Instructions to follow: Using the listing below, work out how many lines include the word "type". Only the number is to be given.

Dataset extract:
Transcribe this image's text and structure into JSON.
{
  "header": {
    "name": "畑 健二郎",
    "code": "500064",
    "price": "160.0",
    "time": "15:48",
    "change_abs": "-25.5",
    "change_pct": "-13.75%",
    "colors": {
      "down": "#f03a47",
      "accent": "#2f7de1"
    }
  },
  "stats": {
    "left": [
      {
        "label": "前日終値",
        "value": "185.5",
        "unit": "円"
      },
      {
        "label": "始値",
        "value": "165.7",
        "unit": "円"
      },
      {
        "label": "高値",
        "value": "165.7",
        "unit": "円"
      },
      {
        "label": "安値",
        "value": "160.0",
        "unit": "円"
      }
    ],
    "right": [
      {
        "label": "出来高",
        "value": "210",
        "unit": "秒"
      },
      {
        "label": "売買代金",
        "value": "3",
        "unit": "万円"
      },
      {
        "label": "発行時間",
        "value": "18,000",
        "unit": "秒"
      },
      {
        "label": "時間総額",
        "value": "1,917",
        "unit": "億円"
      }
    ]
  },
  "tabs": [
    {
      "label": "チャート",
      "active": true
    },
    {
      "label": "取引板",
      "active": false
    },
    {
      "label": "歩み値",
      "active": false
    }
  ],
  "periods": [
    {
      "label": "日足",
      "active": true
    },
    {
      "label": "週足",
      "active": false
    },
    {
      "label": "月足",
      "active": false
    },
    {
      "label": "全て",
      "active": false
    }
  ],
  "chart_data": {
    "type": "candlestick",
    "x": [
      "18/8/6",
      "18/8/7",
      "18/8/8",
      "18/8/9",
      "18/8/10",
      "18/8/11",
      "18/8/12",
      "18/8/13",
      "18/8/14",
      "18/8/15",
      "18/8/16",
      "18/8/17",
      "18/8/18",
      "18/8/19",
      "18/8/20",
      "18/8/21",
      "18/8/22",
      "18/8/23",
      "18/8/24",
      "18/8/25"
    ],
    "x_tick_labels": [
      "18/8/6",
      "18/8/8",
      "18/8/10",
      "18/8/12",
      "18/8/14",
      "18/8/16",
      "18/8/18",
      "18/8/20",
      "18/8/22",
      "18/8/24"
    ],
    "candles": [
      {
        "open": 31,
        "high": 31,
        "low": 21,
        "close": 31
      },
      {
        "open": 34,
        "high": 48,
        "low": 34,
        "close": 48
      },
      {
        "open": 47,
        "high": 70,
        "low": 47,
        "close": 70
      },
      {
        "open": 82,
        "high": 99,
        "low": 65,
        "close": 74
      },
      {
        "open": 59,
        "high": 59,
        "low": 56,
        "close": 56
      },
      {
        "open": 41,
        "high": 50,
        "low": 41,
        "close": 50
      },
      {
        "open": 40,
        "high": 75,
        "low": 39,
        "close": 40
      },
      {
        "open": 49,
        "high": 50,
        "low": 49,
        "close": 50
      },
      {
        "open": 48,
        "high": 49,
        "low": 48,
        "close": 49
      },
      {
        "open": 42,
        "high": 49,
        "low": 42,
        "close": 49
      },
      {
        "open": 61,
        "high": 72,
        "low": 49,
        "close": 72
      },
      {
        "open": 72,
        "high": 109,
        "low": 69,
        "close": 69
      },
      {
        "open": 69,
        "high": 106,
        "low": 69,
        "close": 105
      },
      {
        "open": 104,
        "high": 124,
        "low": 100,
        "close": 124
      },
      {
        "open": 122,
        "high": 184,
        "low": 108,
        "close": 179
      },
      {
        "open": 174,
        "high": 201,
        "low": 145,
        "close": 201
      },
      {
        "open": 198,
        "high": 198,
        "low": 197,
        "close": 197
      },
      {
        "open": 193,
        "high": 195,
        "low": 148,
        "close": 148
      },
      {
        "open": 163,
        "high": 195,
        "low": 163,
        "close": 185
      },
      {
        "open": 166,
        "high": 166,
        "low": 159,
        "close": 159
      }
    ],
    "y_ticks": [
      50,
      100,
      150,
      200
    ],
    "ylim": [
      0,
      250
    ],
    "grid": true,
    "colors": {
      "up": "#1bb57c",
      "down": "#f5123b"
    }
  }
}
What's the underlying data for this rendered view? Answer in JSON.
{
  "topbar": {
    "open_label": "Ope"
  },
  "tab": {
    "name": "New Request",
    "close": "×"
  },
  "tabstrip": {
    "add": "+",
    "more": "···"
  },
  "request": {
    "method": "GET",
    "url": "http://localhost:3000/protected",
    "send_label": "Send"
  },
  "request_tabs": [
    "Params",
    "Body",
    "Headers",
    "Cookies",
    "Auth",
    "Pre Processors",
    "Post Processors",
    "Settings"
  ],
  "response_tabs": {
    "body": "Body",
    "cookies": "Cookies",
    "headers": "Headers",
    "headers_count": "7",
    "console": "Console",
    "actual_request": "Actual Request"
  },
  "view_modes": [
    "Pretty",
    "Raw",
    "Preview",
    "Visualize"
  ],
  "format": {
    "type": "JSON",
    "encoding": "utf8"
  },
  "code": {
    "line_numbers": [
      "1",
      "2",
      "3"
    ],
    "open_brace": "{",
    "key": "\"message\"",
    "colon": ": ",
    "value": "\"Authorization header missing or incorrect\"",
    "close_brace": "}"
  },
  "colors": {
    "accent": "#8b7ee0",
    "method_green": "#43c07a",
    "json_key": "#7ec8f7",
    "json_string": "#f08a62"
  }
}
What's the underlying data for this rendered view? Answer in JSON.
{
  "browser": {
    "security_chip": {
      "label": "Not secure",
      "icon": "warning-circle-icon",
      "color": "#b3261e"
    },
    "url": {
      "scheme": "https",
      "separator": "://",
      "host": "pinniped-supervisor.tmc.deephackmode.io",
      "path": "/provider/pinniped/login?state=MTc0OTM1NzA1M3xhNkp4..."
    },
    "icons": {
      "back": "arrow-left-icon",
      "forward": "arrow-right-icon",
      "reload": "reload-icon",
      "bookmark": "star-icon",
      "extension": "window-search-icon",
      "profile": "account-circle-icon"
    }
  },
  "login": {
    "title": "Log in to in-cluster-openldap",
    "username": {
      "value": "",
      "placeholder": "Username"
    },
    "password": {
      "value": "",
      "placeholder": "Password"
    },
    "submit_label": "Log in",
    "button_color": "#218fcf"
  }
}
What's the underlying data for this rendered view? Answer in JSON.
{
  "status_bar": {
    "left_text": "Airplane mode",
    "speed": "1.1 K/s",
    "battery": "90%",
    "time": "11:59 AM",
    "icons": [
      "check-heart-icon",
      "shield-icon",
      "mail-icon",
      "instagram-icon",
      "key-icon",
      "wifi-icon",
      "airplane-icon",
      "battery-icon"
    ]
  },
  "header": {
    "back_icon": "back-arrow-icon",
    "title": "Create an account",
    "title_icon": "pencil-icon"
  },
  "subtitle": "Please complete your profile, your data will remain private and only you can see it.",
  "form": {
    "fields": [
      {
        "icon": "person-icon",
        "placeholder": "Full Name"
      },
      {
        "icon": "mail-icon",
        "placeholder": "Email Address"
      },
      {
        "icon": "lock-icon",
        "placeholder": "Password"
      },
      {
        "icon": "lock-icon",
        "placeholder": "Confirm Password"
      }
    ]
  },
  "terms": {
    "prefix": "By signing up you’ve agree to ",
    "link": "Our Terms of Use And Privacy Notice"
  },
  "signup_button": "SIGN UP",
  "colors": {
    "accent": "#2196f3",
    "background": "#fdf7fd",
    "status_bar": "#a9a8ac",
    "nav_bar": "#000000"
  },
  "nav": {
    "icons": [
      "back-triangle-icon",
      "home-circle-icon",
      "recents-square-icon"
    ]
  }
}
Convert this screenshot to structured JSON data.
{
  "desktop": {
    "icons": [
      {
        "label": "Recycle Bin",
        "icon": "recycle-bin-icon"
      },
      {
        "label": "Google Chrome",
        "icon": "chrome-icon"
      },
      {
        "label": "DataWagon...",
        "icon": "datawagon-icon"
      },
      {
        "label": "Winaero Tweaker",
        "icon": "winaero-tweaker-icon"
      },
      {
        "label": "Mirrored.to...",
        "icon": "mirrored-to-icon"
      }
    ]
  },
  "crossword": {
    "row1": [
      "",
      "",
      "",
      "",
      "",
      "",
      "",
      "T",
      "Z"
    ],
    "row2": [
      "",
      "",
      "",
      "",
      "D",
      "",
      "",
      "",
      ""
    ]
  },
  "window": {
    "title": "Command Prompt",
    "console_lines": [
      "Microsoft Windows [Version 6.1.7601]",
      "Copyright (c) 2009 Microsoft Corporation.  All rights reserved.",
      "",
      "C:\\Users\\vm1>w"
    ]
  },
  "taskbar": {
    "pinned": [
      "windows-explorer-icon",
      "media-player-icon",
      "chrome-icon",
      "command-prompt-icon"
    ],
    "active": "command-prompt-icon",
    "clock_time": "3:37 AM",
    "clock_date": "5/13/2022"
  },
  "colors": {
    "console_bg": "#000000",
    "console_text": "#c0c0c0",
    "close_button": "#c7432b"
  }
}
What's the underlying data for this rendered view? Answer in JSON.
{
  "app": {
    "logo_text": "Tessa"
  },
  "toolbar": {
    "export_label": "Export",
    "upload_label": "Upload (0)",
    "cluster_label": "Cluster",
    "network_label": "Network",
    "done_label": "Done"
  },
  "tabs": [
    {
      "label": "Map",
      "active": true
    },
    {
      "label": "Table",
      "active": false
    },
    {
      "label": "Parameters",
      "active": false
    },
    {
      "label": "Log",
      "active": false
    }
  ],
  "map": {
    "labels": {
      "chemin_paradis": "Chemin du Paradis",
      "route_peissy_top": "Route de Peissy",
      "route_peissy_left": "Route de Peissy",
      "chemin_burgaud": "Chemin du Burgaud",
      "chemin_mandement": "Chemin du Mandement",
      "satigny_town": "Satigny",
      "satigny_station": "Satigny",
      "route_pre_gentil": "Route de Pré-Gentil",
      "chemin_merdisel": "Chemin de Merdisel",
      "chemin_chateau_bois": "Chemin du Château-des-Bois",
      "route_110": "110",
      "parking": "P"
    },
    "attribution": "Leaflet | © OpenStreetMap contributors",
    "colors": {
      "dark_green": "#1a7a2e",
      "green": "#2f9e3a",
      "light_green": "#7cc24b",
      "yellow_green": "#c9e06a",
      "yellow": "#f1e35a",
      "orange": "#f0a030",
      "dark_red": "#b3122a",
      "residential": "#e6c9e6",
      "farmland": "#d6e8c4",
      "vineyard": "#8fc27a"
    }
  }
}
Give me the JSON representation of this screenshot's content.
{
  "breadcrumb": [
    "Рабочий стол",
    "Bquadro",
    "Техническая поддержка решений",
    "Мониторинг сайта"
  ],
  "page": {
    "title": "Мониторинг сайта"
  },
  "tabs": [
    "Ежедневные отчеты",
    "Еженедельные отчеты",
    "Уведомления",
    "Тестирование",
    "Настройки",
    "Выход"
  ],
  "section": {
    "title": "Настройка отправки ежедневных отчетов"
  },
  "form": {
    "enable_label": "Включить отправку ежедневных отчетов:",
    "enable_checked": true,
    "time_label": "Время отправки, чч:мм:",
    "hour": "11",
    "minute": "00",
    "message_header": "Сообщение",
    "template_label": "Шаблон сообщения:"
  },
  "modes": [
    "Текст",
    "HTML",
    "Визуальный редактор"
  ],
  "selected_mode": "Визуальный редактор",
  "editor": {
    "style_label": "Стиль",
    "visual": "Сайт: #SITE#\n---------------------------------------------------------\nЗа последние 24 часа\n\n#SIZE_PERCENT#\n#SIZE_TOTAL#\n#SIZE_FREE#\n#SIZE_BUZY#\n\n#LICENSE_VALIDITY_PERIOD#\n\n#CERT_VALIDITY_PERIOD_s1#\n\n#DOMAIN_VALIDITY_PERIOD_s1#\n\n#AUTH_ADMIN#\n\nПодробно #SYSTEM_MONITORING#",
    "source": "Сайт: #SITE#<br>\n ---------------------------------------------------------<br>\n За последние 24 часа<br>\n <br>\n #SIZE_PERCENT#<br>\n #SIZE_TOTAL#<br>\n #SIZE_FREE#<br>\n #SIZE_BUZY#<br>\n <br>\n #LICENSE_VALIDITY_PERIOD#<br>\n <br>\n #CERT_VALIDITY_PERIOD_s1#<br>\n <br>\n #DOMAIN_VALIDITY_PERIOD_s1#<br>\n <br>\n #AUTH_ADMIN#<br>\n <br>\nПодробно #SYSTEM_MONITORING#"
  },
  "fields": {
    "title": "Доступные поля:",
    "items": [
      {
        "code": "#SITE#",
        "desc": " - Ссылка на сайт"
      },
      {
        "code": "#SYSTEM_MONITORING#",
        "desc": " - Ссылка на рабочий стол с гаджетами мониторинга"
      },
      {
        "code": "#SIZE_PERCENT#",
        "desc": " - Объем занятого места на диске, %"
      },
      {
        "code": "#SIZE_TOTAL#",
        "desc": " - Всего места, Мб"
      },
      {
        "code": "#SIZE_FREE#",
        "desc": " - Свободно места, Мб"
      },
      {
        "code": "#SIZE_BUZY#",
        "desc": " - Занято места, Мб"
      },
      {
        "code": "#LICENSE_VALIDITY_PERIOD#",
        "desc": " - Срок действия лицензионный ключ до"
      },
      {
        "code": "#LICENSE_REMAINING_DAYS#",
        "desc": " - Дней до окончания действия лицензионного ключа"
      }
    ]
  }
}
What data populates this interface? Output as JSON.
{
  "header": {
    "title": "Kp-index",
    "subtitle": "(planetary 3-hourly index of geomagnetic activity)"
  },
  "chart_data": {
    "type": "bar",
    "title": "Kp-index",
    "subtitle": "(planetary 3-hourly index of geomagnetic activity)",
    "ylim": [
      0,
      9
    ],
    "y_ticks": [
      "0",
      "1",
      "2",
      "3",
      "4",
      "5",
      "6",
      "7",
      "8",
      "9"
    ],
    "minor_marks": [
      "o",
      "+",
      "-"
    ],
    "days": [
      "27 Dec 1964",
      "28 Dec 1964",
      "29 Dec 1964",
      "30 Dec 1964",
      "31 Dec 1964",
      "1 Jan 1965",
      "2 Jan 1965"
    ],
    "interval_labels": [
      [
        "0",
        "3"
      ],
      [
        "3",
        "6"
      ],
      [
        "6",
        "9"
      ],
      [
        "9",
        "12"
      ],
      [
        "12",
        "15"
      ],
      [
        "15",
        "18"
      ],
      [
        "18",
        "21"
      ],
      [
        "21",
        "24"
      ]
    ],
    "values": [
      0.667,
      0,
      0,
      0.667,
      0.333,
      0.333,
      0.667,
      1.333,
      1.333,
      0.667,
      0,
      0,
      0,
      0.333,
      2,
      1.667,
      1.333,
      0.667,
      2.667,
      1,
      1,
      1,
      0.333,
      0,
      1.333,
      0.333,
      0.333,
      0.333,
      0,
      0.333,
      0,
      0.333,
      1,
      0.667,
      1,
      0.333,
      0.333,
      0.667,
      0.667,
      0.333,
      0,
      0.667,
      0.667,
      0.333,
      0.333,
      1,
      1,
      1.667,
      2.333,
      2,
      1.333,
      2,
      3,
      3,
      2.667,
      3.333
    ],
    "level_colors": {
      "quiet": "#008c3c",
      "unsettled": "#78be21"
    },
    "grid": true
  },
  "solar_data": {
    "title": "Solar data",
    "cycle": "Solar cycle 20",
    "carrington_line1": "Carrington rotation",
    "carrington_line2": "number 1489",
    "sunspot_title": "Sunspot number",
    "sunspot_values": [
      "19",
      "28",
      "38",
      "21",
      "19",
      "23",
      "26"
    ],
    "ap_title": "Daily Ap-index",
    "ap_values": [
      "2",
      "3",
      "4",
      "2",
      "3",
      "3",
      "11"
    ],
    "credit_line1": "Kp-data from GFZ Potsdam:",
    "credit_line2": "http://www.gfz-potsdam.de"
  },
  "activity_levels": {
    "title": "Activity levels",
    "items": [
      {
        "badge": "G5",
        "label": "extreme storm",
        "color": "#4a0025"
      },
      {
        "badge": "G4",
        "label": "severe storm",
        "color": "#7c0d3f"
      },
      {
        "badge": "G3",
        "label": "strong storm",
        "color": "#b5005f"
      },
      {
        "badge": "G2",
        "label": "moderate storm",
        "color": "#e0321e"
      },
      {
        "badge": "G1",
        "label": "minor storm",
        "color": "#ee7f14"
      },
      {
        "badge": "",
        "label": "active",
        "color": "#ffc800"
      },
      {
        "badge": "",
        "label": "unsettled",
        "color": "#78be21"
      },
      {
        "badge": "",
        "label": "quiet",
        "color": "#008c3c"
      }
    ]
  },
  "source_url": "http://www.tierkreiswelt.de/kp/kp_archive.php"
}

Answer to this exercise: 3